- **Records from a data collection**
^^^^^^^^^^^^^^^^

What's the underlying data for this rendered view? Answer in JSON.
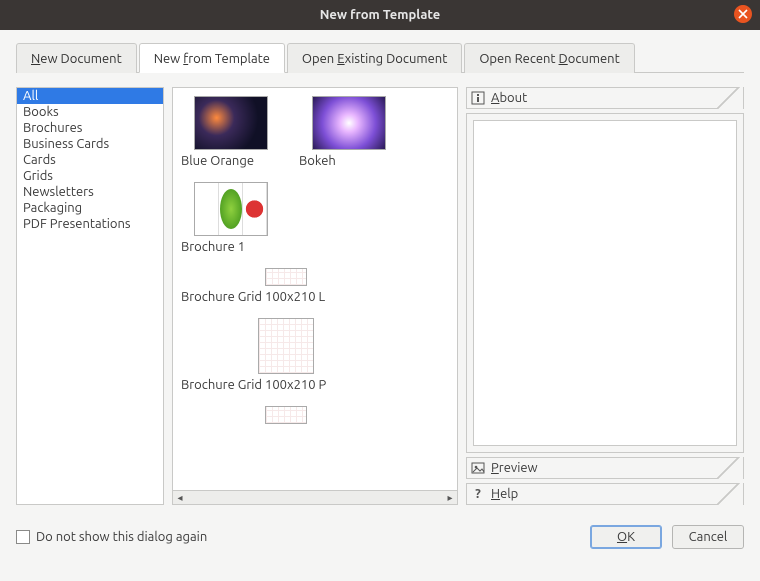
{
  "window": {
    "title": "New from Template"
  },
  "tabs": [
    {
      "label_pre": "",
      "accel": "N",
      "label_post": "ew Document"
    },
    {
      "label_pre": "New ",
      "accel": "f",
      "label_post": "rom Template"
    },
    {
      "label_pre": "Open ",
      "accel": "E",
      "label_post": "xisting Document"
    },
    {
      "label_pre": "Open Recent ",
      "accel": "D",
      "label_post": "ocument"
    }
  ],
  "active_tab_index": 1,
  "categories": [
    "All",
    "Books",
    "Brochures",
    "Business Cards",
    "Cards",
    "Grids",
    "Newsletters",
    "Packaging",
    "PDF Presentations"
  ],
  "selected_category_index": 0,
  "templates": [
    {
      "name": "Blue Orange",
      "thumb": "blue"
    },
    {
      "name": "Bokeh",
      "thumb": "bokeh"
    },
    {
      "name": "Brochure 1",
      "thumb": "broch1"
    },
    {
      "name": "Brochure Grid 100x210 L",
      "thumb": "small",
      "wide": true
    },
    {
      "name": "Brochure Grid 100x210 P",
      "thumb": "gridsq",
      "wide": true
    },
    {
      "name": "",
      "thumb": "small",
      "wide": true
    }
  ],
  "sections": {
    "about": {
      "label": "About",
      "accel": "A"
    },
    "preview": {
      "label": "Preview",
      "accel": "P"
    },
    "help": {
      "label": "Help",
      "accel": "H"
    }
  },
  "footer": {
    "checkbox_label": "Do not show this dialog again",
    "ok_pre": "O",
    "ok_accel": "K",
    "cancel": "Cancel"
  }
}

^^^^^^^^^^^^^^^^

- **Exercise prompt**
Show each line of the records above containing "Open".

- **Solution to this task**
      "label_pre": "Open ",
      "label_pre": "Open Recent ",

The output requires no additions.